**TASK TO CARRY OUT**. Every record must be copied exactly. Leave nothing out.

[Items from a dataset]
+ + + + + + +

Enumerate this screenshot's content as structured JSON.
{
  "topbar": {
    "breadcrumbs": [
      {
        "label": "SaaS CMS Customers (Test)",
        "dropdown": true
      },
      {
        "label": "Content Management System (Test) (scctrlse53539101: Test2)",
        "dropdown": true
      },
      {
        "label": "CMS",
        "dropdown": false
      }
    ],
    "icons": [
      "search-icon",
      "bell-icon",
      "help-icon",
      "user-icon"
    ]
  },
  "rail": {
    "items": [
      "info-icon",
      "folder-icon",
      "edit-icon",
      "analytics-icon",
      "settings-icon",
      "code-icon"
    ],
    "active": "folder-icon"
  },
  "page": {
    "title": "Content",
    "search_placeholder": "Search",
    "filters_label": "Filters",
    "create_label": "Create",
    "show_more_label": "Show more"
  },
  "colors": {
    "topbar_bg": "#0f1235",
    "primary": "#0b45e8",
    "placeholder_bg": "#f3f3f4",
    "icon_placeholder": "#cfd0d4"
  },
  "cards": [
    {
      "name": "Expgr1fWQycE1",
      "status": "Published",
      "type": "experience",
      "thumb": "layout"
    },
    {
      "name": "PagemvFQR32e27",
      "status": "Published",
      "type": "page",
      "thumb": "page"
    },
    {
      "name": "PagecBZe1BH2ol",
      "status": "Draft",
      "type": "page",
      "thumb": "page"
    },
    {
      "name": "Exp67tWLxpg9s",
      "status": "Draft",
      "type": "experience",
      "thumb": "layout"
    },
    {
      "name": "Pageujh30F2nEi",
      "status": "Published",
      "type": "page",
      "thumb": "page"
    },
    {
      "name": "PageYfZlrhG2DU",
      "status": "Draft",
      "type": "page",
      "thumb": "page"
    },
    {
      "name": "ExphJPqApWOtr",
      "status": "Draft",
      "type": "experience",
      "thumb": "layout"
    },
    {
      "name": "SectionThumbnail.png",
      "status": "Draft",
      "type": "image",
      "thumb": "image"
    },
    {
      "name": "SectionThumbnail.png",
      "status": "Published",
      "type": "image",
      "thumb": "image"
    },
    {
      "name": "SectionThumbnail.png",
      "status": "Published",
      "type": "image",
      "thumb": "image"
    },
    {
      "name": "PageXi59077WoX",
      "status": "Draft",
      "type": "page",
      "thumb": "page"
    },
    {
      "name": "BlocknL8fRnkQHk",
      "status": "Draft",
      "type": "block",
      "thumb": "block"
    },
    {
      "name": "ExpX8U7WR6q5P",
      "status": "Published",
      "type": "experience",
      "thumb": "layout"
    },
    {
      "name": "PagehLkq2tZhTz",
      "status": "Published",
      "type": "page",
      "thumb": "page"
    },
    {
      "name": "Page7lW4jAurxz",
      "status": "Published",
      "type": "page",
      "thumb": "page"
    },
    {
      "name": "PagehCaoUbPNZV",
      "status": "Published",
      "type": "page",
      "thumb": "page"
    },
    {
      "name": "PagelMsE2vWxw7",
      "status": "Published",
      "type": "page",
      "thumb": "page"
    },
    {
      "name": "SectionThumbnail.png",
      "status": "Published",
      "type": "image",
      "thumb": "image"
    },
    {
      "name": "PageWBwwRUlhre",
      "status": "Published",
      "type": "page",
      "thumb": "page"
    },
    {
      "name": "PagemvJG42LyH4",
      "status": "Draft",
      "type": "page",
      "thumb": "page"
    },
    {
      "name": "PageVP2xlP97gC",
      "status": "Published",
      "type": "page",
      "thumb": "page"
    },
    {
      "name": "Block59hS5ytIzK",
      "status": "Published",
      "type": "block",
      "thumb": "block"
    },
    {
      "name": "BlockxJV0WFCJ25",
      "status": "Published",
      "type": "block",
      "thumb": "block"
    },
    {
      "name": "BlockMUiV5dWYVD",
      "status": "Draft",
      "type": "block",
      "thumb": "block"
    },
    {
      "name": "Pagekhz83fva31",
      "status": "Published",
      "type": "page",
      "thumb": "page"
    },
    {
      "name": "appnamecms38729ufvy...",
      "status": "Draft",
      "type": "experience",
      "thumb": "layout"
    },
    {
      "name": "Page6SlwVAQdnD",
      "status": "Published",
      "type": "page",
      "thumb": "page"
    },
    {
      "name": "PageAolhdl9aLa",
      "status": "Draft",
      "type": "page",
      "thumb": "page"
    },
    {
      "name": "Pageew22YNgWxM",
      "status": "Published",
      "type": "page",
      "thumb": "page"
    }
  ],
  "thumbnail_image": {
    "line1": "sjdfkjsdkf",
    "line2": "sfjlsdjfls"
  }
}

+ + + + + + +

**FINISHED TASK**.
Enumerate this screenshot's content as structured JSON.
{
  "topbar": {
    "breadcrumbs": [
      {
        "label": "SaaS CMS Customers (Test)",
        "dropdown": true
      },
      {
        "label": "Content Management System (Test) (scctrlse53539101: Test2)",
        "dropdown": true
      },
      {
        "label": "CMS",
        "dropdown": false
      }
    ],
    "icons": [
      "search-icon",
      "bell-icon",
      "help-icon",
      "user-icon"
    ]
  },
  "rail": {
    "items": [
      "info-icon",
      "folder-icon",
      "edit-icon",
      "analytics-icon",
      "settings-icon",
      "code-icon"
    ],
    "active": "folder-icon"
  },
  "page": {
    "title": "Content",
    "search_placeholder": "Search",
    "filters_label": "Filters",
    "create_label": "Create",
    "show_more_label": "Show more"
  },
  "colors": {
    "topbar_bg": "#0f1235",
    "primary": "#0b45e8",
    "placeholder_bg": "#f3f3f4",
    "icon_placeholder": "#cfd0d4"
  },
  "cards": [
    {
      "name": "Expgr1fWQycE1",
      "status": "Published",
      "type": "experience",
      "thumb": "layout"
    },
    {
      "name": "PagemvFQR32e27",
      "status": "Published",
      "type": "page",
      "thumb": "page"
    },
    {
      "name": "PagecBZe1BH2ol",
      "status": "Draft",
      "type": "page",
      "thumb": "page"
    },
    {
      "name": "Exp67tWLxpg9s",
      "status": "Draft",
      "type": "experience",
      "thumb": "layout"
    },
    {
      "name": "Pageujh30F2nEi",
      "status": "Published",
      "type": "page",
      "thumb": "page"
    },
    {
      "name": "PageYfZlrhG2DU",
      "status": "Draft",
      "type": "page",
      "thumb": "page"
    },
    {
      "name": "ExphJPqApWOtr",
      "status": "Draft",
      "type": "experience",
      "thumb": "layout"
    },
    {
      "name": "SectionThumbnail.png",
      "status": "Draft",
      "type": "image",
      "thumb": "image"
    },
    {
      "name": "SectionThumbnail.png",
      "status": "Published",
      "type": "image",
      "thumb": "image"
    },
    {
      "name": "SectionThumbnail.png",
      "status": "Published",
      "type": "image",
      "thumb": "image"
    },
    {
      "name": "PageXi59077WoX",
      "status": "Draft",
      "type": "page",
      "thumb": "page"
    },
    {
      "name": "BlocknL8fRnkQHk",
      "status": "Draft",
      "type": "block",
      "thumb": "block"
    },
    {
      "name": "ExpX8U7WR6q5P",
      "status": "Published",
      "type": "experience",
      "thumb": "layout"
    },
    {
      "name": "PagehLkq2tZhTz",
      "status": "Published",
      "type": "page",
      "thumb": "page"
    },
    {
      "name": "Page7lW4jAurxz",
      "status": "Published",
      "type": "page",
      "thumb": "page"
    },
    {
      "name": "PagehCaoUbPNZV",
      "status": "Published",
      "type": "page",
      "thumb": "page"
    },
    {
      "name": "PagelMsE2vWxw7",
      "status": "Published",
      "type": "page",
      "thumb": "page"
    },
    {
      "name": "SectionThumbnail.png",
      "status": "Published",
      "type": "image",
      "thumb": "image"
    },
    {
      "name": "PageWBwwRUlhre",
      "status": "Published",
      "type": "page",
      "thumb": "page"
    },
    {
      "name": "PagemvJG42LyH4",
      "status": "Draft",
      "type": "page",
      "thumb": "page"
    },
    {
      "name": "PageVP2xlP97gC",
      "status": "Published",
      "type": "page",
      "thumb": "page"
    },
    {
      "name": "Block59hS5ytIzK",
      "status": "Published",
      "type": "block",
      "thumb": "block"
    },
    {
      "name": "BlockxJV0WFCJ25",
      "status": "Published",
      "type": "block",
      "thumb": "block"
    },
    {
      "name": "BlockMUiV5dWYVD",
      "status": "Draft",
      "type": "block",
      "thumb": "block"
    },
    {
      "name": "Pagekhz83fva31",
      "status": "Published",
      "type": "page",
      "thumb": "page"
    },
    {
      "name": "appnamecms38729ufvy...",
      "status": "Draft",
      "type": "experience",
      "thumb": "layout"
    },
    {
      "name": "Page6SlwVAQdnD",
      "status": "Published",
      "type": "page",
      "thumb": "page"
    },
    {
      "name": "PageAolhdl9aLa",
      "status": "Draft",
      "type": "page",
      "thumb": "page"
    },
    {
      "name": "Pageew22YNgWxM",
      "status": "Published",
      "type": "page",
      "thumb": "page"
    }
  ],
  "thumbnail_image": {
    "line1": "sjdfkjsdkf",
    "line2": "sfjlsdjfls"
  }
}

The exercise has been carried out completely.